Repeat the data that follows verbatim. Images are not part of the copy.

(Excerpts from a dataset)
=== Section Start ===
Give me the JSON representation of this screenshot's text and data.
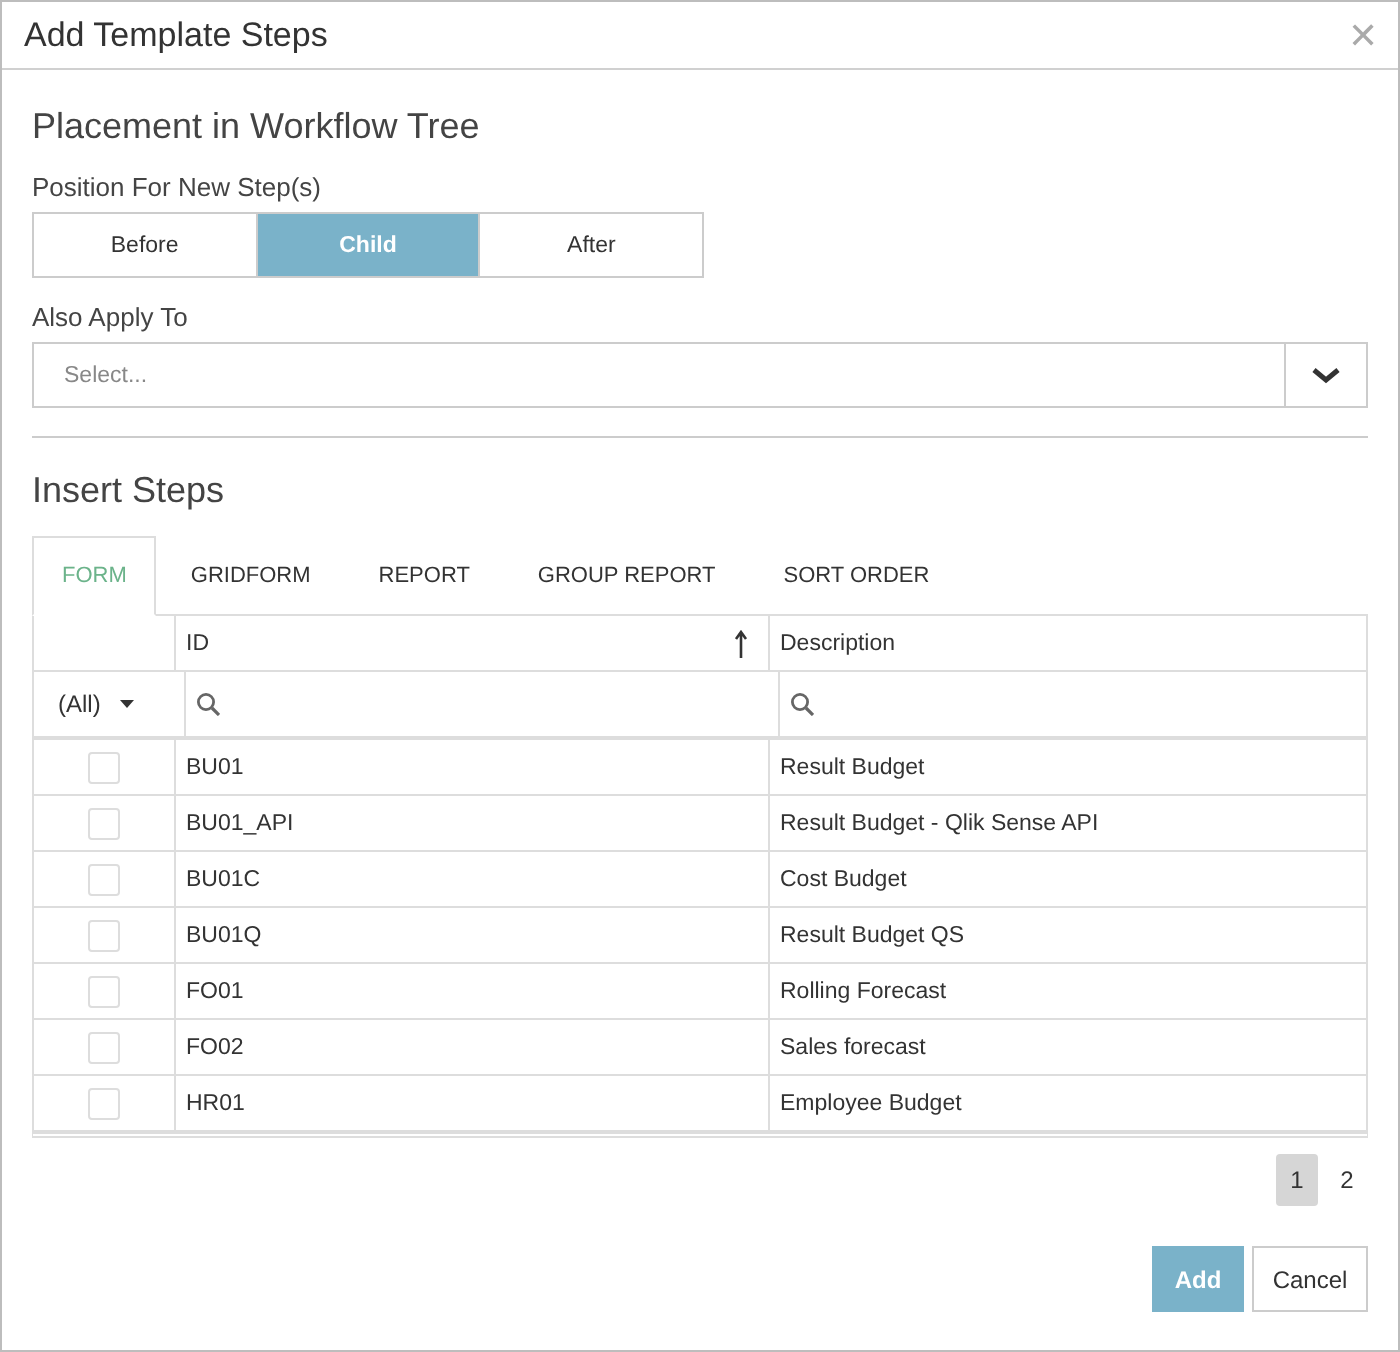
{
  "window": {
    "title": "Add Template Steps",
    "close": "✕"
  },
  "placement": {
    "heading": "Placement in Workflow Tree",
    "label": "Position For New Step(s)",
    "options": [
      {
        "label": "Before",
        "selected": false
      },
      {
        "label": "Child",
        "selected": true
      },
      {
        "label": "After",
        "selected": false
      }
    ]
  },
  "apply": {
    "label": "Also Apply To",
    "placeholder": "Select..."
  },
  "insert": {
    "heading": "Insert Steps",
    "tabs": [
      {
        "label": "FORM",
        "selected": true
      },
      {
        "label": "GRIDFORM",
        "selected": false
      },
      {
        "label": "REPORT",
        "selected": false
      },
      {
        "label": "GROUP REPORT",
        "selected": false
      },
      {
        "label": "SORT ORDER",
        "selected": false
      }
    ],
    "table": {
      "columns": [
        {
          "label": "ID",
          "sorted": true
        },
        {
          "label": "Description",
          "sorted": false
        }
      ],
      "filter": "(All)",
      "rows": [
        {
          "checked": false,
          "id": "BU01",
          "description": "Result Budget"
        },
        {
          "checked": false,
          "id": "BU01_API",
          "description": "Result Budget - Qlik Sense API"
        },
        {
          "checked": false,
          "id": "BU01C",
          "description": "Cost Budget"
        },
        {
          "checked": false,
          "id": "BU01Q",
          "description": "Result Budget QS"
        },
        {
          "checked": false,
          "id": "FO01",
          "description": "Rolling Forecast"
        },
        {
          "checked": false,
          "id": "FO02",
          "description": "Sales forecast"
        },
        {
          "checked": false,
          "id": "HR01",
          "description": "Employee Budget"
        }
      ]
    },
    "pages": [
      {
        "label": "1",
        "selected": true
      },
      {
        "label": "2",
        "selected": false
      }
    ]
  },
  "buttons": [
    {
      "label": "Add",
      "kind": "primary"
    },
    {
      "label": "Cancel",
      "kind": "secondary"
    }
  ]
}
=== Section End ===
> [Written response]:
Give me the JSON representation of this screenshot's text and data.
{
  "window": {
    "title": "Add Template Steps",
    "close": "✕"
  },
  "placement": {
    "heading": "Placement in Workflow Tree",
    "label": "Position For New Step(s)",
    "options": [
      {
        "label": "Before",
        "selected": false
      },
      {
        "label": "Child",
        "selected": true
      },
      {
        "label": "After",
        "selected": false
      }
    ]
  },
  "apply": {
    "label": "Also Apply To",
    "placeholder": "Select..."
  },
  "insert": {
    "heading": "Insert Steps",
    "tabs": [
      {
        "label": "FORM",
        "selected": true
      },
      {
        "label": "GRIDFORM",
        "selected": false
      },
      {
        "label": "REPORT",
        "selected": false
      },
      {
        "label": "GROUP REPORT",
        "selected": false
      },
      {
        "label": "SORT ORDER",
        "selected": false
      }
    ],
    "table": {
      "columns": [
        {
          "label": "ID",
          "sorted": true
        },
        {
          "label": "Description",
          "sorted": false
        }
      ],
      "filter": "(All)",
      "rows": [
        {
          "checked": false,
          "id": "BU01",
          "description": "Result Budget"
        },
        {
          "checked": false,
          "id": "BU01_API",
          "description": "Result Budget - Qlik Sense API"
        },
        {
          "checked": false,
          "id": "BU01C",
          "description": "Cost Budget"
        },
        {
          "checked": false,
          "id": "BU01Q",
          "description": "Result Budget QS"
        },
        {
          "checked": false,
          "id": "FO01",
          "description": "Rolling Forecast"
        },
        {
          "checked": false,
          "id": "FO02",
          "description": "Sales forecast"
        },
        {
          "checked": false,
          "id": "HR01",
          "description": "Employee Budget"
        }
      ]
    },
    "pages": [
      {
        "label": "1",
        "selected": true
      },
      {
        "label": "2",
        "selected": false
      }
    ]
  },
  "buttons": [
    {
      "label": "Add",
      "kind": "primary"
    },
    {
      "label": "Cancel",
      "kind": "secondary"
    }
  ]
}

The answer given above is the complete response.